* [What to work on]
For the material that follows, state the number of lines where "other" occurs, and add nothing.

* [Record set]
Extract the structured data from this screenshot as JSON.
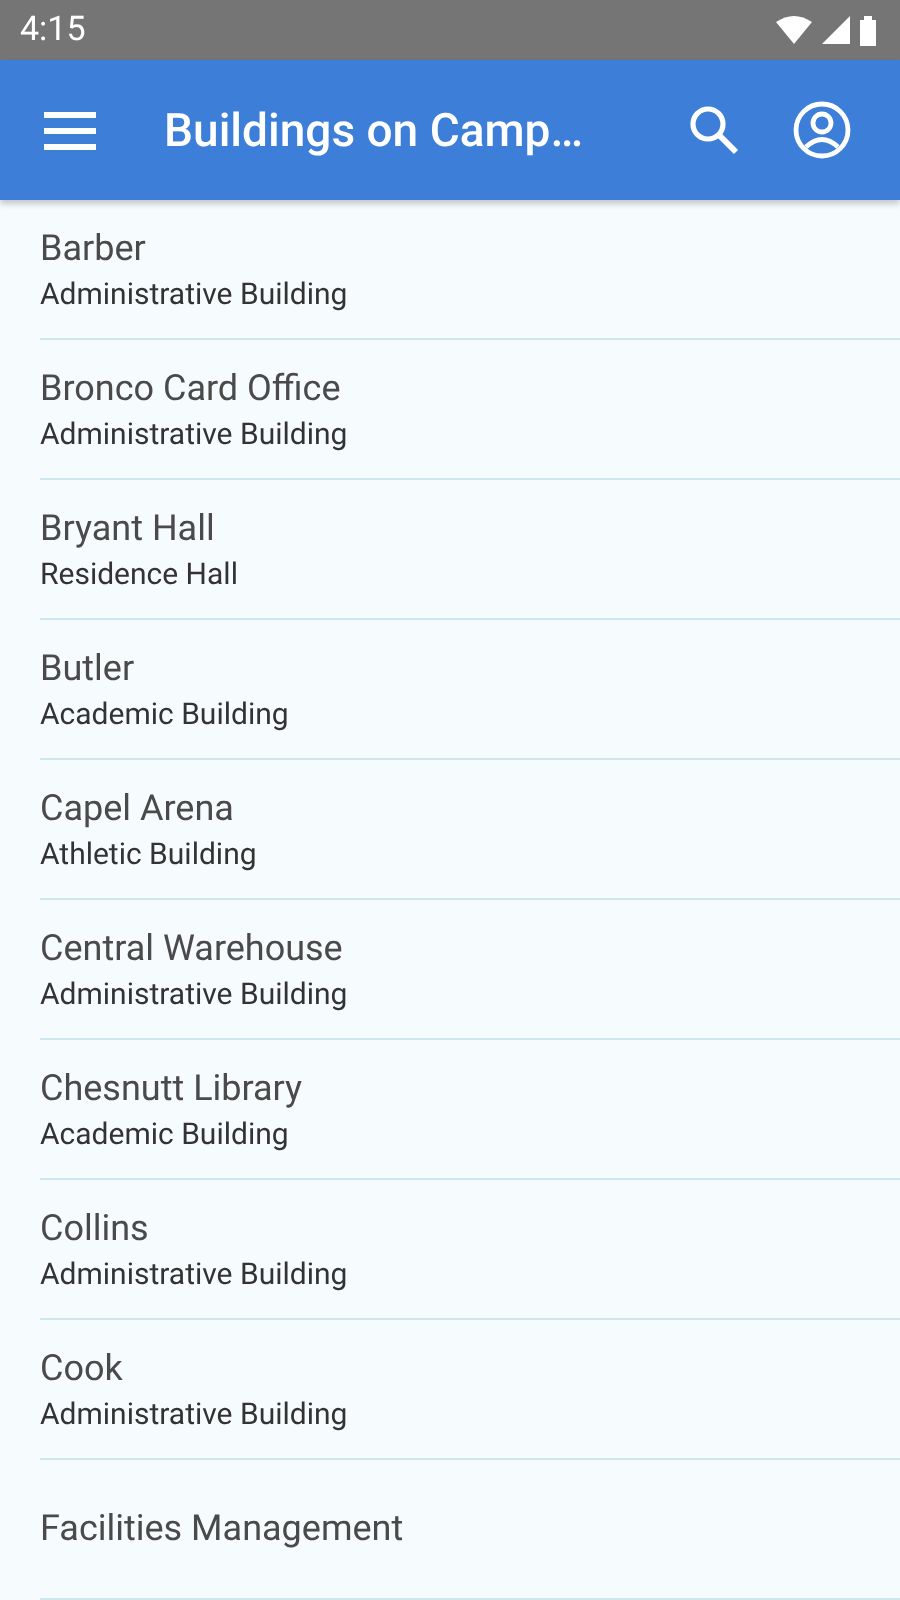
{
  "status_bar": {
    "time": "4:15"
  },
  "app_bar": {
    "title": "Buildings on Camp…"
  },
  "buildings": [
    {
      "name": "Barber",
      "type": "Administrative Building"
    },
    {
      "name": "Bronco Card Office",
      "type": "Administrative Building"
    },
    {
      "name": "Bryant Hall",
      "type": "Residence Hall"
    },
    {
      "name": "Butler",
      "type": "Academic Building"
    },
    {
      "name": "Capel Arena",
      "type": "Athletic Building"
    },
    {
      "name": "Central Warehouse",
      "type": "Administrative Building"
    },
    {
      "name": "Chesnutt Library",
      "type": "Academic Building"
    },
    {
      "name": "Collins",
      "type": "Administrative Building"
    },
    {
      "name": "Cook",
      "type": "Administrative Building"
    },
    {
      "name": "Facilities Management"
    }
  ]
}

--

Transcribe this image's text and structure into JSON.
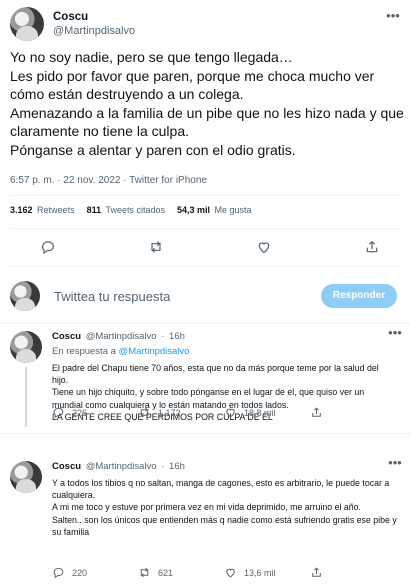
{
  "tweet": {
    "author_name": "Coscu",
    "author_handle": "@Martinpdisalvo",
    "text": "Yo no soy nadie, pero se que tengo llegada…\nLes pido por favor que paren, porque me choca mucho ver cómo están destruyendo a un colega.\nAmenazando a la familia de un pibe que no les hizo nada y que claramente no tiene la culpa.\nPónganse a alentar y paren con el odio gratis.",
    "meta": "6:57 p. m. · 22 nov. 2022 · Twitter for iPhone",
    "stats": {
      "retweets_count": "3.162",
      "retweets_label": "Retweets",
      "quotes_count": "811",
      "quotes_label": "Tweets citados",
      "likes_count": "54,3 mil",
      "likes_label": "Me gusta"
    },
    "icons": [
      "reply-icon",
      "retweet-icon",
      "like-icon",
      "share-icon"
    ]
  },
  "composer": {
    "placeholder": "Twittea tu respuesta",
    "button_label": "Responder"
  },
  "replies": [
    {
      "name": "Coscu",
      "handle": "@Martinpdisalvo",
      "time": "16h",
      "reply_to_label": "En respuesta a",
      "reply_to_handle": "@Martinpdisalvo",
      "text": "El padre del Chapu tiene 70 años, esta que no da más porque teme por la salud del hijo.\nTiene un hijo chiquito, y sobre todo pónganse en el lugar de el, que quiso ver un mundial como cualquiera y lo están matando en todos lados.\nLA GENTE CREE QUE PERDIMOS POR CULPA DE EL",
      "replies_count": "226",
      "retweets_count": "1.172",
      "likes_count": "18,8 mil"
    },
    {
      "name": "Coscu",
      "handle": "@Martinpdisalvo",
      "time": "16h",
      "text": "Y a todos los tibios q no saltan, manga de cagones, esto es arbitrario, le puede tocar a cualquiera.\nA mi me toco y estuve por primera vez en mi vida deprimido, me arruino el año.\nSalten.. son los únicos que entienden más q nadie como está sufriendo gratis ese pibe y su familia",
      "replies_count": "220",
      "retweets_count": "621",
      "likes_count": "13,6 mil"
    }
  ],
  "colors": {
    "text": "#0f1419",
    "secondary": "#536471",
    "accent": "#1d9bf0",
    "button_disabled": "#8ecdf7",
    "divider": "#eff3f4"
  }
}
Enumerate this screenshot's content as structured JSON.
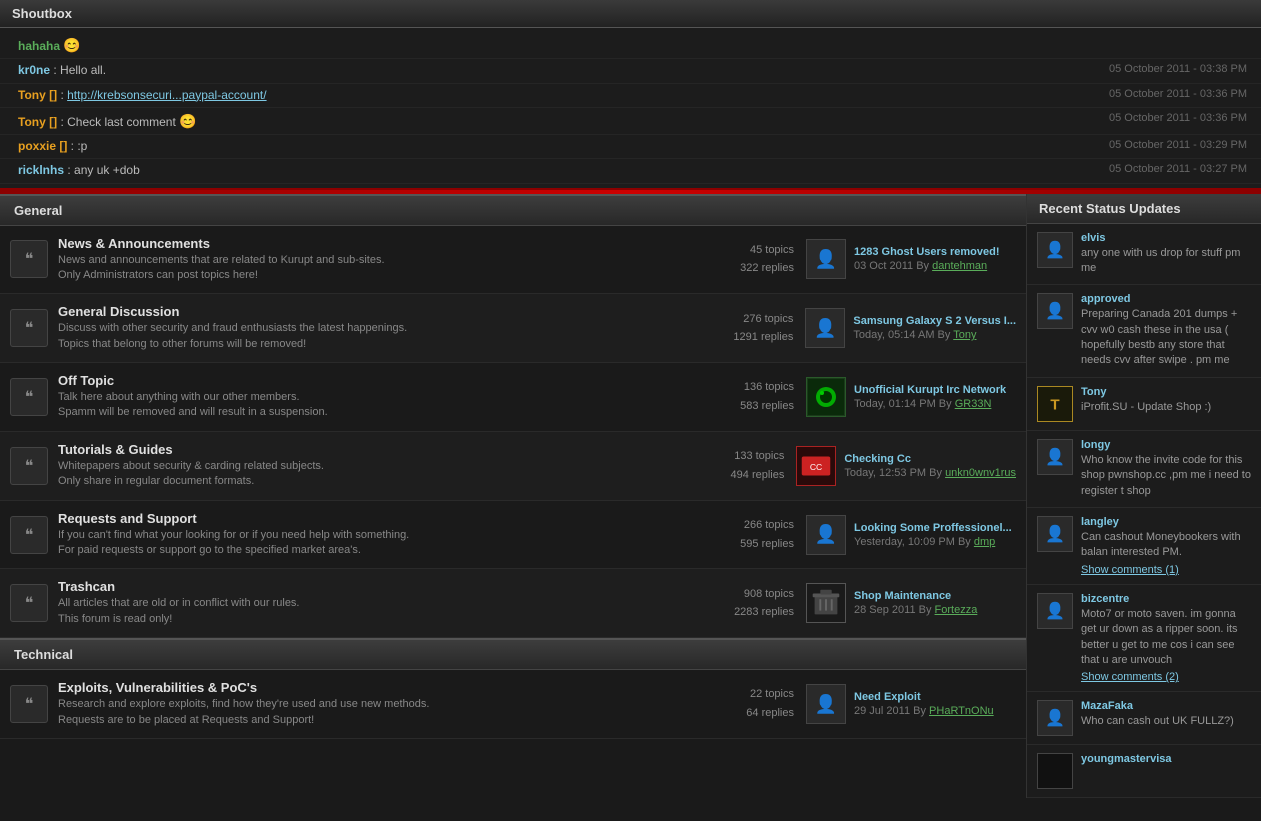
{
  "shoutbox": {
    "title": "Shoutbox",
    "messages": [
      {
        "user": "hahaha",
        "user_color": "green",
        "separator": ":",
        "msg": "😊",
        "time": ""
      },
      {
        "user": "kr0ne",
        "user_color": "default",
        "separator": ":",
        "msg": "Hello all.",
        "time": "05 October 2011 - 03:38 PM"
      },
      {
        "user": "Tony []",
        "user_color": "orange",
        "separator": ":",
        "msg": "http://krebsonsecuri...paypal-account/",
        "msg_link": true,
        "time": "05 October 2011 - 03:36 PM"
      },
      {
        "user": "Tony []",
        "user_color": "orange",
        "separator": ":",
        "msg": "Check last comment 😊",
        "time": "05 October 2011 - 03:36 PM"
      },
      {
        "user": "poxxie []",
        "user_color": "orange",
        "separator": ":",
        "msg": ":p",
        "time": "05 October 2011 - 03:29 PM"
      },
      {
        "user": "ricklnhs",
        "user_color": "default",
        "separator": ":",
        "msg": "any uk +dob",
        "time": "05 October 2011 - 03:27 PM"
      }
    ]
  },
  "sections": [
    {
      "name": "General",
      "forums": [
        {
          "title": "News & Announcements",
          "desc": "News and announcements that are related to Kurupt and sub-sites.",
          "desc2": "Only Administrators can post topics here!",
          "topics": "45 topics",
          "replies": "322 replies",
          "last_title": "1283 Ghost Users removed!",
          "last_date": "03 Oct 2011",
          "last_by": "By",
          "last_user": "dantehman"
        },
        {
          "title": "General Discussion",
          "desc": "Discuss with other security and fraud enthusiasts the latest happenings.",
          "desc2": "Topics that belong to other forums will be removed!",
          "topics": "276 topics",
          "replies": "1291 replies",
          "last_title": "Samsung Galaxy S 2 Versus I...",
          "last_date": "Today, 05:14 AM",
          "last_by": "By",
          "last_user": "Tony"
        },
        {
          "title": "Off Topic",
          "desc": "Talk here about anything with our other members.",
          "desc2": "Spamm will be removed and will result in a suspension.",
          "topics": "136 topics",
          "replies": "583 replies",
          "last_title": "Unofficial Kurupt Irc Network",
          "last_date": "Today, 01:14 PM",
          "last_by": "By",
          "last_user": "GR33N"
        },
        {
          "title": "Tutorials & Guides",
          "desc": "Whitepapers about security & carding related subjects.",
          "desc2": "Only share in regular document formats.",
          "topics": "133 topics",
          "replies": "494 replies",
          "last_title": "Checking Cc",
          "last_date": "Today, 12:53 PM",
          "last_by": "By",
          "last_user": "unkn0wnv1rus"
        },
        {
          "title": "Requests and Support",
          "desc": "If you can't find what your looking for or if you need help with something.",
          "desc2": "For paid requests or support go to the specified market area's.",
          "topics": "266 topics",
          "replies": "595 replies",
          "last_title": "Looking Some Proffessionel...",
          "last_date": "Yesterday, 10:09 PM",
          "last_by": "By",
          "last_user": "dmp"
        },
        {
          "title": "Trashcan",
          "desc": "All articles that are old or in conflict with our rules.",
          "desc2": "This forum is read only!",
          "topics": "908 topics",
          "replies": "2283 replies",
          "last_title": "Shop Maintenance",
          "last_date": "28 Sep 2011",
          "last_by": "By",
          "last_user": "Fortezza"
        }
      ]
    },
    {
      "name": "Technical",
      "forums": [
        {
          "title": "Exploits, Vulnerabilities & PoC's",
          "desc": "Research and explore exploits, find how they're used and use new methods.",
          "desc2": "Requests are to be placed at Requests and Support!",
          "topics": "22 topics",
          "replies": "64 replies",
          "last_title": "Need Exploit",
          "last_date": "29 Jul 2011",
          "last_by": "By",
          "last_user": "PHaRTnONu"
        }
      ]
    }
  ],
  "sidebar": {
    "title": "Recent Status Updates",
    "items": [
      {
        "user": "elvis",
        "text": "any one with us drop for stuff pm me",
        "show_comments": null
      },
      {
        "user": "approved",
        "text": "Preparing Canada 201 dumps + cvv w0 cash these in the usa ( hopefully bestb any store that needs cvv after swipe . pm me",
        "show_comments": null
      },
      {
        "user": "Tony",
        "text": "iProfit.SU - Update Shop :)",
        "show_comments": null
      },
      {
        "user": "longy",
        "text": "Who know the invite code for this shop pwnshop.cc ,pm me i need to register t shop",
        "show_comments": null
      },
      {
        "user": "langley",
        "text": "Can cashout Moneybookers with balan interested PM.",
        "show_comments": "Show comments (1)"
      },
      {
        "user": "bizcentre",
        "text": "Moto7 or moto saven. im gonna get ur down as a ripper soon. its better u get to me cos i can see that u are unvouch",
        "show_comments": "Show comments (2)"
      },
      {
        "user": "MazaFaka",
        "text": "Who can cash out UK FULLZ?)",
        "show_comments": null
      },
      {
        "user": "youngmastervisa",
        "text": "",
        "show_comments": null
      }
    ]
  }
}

* [Answer to this exercise]
3